Jennifer Thorne is a Kelowna lawyer who represents a client wanting to establish a medicinal marijuana operation in Pitt Meadows, and called the government’s decision a win for that client.
“This is the release we’ve been waiting for,” she said, adding that municipalities will now be able to develop more thoughtful bylaws, rather than attempting outright prohibition.
“It’s very helpful, both to local governments and producers,” she said. “I don’t envy local governments for having to deal with this.”
Thorne said she understands that some people are apprehensive, but said medicinal marijuana is being promoted by sophisticated business people with backgrounds in agriculture and science.
Langley Township Mayor Jack Froese, one of the municipal leaders who opposed allowing the construction of heavily fortified pot factories on ALR land, said Friday he is studying the new rules.
Froese said the province appears to have taken into account many issues raised by municipalities, but added he is still concerned cities will face higher costs to regulate the facilities and police country roads.
Langley Township has already set a business licence fee of $5,000 for medical marijuana producers and Froese hopes that won’t have to change.
“That gives us some control over inspection and that’s important,” he said. “Medical marijuana, as far as I’m concerned, is a pharmaceutical. It’s a lot different than just growing tomatoes.”
Under the provincial rules, pot producers on ALR land will still have to pay industrial property tax rates, not the lower agricultural rate.

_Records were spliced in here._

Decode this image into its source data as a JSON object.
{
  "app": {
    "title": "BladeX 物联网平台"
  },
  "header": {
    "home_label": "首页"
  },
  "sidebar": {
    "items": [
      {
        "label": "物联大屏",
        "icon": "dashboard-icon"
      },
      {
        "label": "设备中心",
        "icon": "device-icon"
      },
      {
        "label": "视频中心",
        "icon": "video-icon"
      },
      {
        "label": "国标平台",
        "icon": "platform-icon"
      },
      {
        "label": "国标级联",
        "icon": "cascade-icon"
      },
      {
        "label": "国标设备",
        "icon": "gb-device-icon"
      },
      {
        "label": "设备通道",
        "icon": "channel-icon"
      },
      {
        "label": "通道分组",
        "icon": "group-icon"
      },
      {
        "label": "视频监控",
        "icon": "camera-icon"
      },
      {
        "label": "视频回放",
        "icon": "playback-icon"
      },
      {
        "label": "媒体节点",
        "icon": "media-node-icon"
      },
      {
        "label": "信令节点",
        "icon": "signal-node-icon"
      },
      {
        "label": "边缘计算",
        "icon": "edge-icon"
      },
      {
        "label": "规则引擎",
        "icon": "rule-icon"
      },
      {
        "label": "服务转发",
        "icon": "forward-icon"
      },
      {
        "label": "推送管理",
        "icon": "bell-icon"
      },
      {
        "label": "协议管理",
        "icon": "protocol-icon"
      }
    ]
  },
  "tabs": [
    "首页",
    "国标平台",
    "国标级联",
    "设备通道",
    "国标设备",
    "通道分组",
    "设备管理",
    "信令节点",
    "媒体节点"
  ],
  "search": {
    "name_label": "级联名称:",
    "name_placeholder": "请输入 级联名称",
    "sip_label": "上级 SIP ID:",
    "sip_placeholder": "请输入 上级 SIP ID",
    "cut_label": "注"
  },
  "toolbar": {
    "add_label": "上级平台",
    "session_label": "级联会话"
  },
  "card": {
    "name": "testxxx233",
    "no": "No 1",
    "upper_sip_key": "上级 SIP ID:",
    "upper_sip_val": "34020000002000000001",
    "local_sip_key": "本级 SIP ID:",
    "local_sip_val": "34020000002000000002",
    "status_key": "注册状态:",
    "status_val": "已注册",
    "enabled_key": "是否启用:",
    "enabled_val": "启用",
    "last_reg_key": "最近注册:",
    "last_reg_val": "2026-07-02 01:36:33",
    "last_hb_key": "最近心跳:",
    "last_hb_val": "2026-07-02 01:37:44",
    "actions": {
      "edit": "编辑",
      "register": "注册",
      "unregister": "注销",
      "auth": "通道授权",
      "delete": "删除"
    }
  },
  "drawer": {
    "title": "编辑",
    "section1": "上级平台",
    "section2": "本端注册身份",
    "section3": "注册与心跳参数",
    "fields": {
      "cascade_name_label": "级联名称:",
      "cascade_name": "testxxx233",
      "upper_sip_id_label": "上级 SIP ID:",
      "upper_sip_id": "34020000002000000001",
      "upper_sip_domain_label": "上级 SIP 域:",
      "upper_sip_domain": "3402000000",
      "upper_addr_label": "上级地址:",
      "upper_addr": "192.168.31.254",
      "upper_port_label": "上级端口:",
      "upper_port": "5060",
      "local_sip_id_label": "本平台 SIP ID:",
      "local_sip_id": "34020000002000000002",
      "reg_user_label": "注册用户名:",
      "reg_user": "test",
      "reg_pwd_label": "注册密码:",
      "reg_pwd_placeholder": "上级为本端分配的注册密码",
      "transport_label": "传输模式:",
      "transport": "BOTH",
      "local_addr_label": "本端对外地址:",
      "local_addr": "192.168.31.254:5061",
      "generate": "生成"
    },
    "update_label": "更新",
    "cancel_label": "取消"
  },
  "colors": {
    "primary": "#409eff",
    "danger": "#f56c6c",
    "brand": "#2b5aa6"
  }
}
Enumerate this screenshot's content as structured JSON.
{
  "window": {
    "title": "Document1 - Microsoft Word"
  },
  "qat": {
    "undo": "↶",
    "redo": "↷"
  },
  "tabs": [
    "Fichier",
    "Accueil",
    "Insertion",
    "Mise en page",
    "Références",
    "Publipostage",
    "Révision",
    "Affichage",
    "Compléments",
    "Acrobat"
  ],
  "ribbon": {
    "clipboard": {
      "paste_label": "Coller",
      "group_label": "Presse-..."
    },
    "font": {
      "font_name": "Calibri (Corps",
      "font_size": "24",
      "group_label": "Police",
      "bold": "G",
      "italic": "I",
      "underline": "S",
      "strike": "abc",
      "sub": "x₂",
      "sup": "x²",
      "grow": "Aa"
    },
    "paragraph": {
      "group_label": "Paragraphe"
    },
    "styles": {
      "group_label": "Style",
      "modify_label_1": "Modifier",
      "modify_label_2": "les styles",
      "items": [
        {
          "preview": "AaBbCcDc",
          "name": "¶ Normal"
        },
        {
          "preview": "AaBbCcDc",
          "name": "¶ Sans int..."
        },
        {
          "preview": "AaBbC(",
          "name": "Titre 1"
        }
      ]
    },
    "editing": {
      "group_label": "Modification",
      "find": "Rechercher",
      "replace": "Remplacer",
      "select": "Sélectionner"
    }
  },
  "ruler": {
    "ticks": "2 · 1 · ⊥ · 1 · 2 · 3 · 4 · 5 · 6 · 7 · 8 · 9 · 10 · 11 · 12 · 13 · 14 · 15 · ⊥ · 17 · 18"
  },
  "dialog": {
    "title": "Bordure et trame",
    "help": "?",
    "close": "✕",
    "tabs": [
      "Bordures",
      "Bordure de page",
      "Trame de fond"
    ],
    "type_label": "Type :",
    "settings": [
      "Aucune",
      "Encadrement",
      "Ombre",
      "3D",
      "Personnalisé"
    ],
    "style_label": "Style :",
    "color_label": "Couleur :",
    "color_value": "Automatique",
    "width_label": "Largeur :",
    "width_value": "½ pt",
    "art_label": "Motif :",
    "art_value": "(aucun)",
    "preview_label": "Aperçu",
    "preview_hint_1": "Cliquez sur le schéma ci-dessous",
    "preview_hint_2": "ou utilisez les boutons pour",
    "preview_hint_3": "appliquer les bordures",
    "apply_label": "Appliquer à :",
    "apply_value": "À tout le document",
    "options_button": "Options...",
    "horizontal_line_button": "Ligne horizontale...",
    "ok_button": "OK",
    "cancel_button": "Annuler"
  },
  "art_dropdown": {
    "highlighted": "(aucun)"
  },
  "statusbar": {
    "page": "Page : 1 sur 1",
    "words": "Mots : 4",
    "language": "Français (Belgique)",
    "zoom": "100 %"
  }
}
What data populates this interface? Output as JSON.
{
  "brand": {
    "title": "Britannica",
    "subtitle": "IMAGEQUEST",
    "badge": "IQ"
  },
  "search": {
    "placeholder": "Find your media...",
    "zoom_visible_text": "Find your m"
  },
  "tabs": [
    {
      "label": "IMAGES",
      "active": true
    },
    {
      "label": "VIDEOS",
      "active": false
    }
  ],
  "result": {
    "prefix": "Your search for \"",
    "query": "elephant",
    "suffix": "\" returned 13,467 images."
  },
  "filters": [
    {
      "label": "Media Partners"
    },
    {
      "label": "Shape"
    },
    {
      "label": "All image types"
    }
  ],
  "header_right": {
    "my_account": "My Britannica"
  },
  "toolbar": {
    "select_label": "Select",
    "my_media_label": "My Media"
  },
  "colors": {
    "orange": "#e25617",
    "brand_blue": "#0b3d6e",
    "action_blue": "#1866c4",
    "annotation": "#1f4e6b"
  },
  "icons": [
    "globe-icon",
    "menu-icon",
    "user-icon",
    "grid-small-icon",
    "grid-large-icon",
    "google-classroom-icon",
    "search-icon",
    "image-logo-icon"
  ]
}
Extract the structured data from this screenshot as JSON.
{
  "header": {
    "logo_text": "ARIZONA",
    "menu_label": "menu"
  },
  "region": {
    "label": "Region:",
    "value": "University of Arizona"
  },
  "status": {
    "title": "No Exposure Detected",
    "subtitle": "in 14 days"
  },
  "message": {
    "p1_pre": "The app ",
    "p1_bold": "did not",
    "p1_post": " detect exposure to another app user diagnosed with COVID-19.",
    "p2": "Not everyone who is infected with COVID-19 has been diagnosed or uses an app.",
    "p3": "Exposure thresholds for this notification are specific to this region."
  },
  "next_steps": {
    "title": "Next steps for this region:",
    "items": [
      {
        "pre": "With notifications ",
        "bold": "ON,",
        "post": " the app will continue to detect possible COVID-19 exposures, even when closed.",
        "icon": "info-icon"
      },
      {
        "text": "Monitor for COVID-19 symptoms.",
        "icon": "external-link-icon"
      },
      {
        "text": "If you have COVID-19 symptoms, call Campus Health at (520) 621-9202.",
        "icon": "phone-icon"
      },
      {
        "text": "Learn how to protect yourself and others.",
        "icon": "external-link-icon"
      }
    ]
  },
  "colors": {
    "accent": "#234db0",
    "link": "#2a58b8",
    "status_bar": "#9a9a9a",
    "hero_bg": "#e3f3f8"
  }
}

The agricultural ministry expects all local bylaws to comply with the standard and the amended regulation by early fall, adding it sought to ensure as much ALR land is used for agriculture as possible while balancing other requirements.
– with files by Jeff Nagel